Section 511.250 RSMo 1949, V.A.M.S., provides that judgments in any court of record shall not be set aside for irregularity, on motion, unless such motion be made within three years after such judgment is rendered. A court may within thirty days after rendition of the judgment, on motion or by its own motion, amend it. State ex rel. Templeton v. Seehorn, Mo.App., 208 S.W.2d 789, and authority cited at loc. cit. 792; Hynes v. Risch, Mo. App., 243 S.W.2d 116, 117; see Mid-States Equipment Corp. v. Hobart Welders Sales & Service, Mo.App., 233 S.W.2d 757(2). After that time has passed, a court is without power or authority to amend its judgment nunc pro tunc except to make the record of such judgment bespeak the judgment *20 actually rendered. Thus the remedy is available to correct clerical error or misprision in making the entry, so as to make of record and apparent that which was really done but which was not entered in the record. Campbell v. Spotts, 331 Mo. 974, 55 S.W.2d 986; City of St. Louis v. Essex Inv. Co., 356 Mo. 1028, 204 S.W.2d 726; Thompson v. Baer, Mo.App., 139 S.W.2d 1080. However, the amendment nunc pro tunc may not be made to supply a judicial omission, oversight or error, or to show and set forth what the court might or should have done, as distinguished from what it actually did. Cross v. Greenaway, 347 Mo. 1103, 152 S.W.2d 43; Spivack v. Spivack, Mo.App., 283 S.W.2d 137, and cases cited at loc. cit. 140; Rolla Special Road Dist. of Phelps County v. Phelps County, 342 Mo. 459, 116 S.W.2d 61. In Freeman on Judgments, 5th ed., it is said at sec. 141, p. 273:

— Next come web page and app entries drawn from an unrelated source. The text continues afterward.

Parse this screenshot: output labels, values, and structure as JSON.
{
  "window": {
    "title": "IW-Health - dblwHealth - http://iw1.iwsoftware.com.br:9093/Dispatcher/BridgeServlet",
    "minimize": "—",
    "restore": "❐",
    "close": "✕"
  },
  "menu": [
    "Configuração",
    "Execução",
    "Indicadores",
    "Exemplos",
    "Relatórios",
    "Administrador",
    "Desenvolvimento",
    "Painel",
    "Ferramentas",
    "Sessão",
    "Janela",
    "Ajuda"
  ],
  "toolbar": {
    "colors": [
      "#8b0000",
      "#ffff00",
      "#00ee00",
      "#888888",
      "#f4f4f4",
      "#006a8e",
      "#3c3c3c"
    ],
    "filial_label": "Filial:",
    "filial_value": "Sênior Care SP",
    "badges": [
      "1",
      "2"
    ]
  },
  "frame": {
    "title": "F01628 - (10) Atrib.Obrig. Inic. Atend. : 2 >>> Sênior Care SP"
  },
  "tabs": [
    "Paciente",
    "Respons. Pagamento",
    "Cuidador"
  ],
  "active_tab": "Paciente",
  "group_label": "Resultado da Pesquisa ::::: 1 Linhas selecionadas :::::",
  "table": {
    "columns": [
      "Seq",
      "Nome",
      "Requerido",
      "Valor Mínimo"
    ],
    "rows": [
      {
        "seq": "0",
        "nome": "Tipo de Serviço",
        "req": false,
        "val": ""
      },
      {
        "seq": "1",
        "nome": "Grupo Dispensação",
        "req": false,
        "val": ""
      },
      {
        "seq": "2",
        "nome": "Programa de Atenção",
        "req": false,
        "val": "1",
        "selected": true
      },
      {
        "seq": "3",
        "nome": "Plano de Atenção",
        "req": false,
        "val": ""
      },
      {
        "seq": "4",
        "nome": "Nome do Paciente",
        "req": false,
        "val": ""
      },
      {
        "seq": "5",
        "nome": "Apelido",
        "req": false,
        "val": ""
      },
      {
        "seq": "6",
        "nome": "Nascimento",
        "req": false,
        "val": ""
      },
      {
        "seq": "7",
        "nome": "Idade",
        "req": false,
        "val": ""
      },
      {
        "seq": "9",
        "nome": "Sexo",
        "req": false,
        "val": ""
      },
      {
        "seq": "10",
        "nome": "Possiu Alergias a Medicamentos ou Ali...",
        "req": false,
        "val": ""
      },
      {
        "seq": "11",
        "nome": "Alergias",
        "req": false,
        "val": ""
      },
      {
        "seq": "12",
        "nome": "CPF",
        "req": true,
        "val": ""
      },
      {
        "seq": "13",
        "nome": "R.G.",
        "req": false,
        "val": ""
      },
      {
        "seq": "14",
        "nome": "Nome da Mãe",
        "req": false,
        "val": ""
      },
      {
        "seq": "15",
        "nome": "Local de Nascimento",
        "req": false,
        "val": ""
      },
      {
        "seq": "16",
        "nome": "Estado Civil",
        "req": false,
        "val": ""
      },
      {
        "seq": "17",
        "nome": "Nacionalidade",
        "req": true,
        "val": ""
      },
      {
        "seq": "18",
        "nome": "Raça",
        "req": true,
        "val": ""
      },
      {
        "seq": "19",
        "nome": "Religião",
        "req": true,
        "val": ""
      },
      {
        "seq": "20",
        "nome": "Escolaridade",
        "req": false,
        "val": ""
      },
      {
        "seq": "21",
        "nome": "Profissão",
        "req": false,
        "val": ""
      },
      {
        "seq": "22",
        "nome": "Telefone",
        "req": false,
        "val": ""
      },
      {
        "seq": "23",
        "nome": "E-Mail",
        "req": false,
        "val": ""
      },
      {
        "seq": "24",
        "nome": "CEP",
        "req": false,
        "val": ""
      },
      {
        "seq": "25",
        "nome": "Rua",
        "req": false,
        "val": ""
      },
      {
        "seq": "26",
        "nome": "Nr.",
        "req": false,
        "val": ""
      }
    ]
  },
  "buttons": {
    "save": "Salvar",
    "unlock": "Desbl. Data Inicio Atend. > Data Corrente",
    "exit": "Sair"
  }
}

"A court's mistake in leaving out of its decision something which it ought to have put in, and something in issue of which it intended but failed to dispose, is a judicial error, not a mere clerical misprision, and cannot be corrected by adding to the entered judgment the omitted matter on the theory of making the entry conform to the actual judgment rendered."

We find nothing in this record which supports, shows or points to a judgment actually rendered by the court for interest on the difference of $12,400. We do not find the word "interest" or damages for "delay in payment," or any similar expression. True, we can gather from the amount of the commissioners' award and the jury verdict, as applied against the date of taking, that the court quite properly could have entered judgment for the amount of the interest, and had his attention been called to it should have entered such judgment. It seems more probable to us that the failure to enter judgment for interest was either judicial error or simply an oversight, neither of which is the subject of correction by judgment nunc pro tunc. As stated, it has not been the general practice in Missouri courts for the condemnee to ask for, nor for the court to allow, interest on the deficiency found by the jury. In this instance it is quite likely that the subject never entered the thoughts of the trial court or the litigants. The failure to add interest was not an error in calculation, it was a failure to make the calculation and addition; and so it would seem that the judgment entry so written and now sought to be amended was not only the judgment actually entered but was also the judgment which the court intended to enter. Such being the case, it is not susceptible of amendment nunc pro tunc and the court was not in error for refusing to make the amendment. For this reason we believe the judgment must be affirmed, and it so ordered.

McDOWELL, P. J., and STONE, J., concur.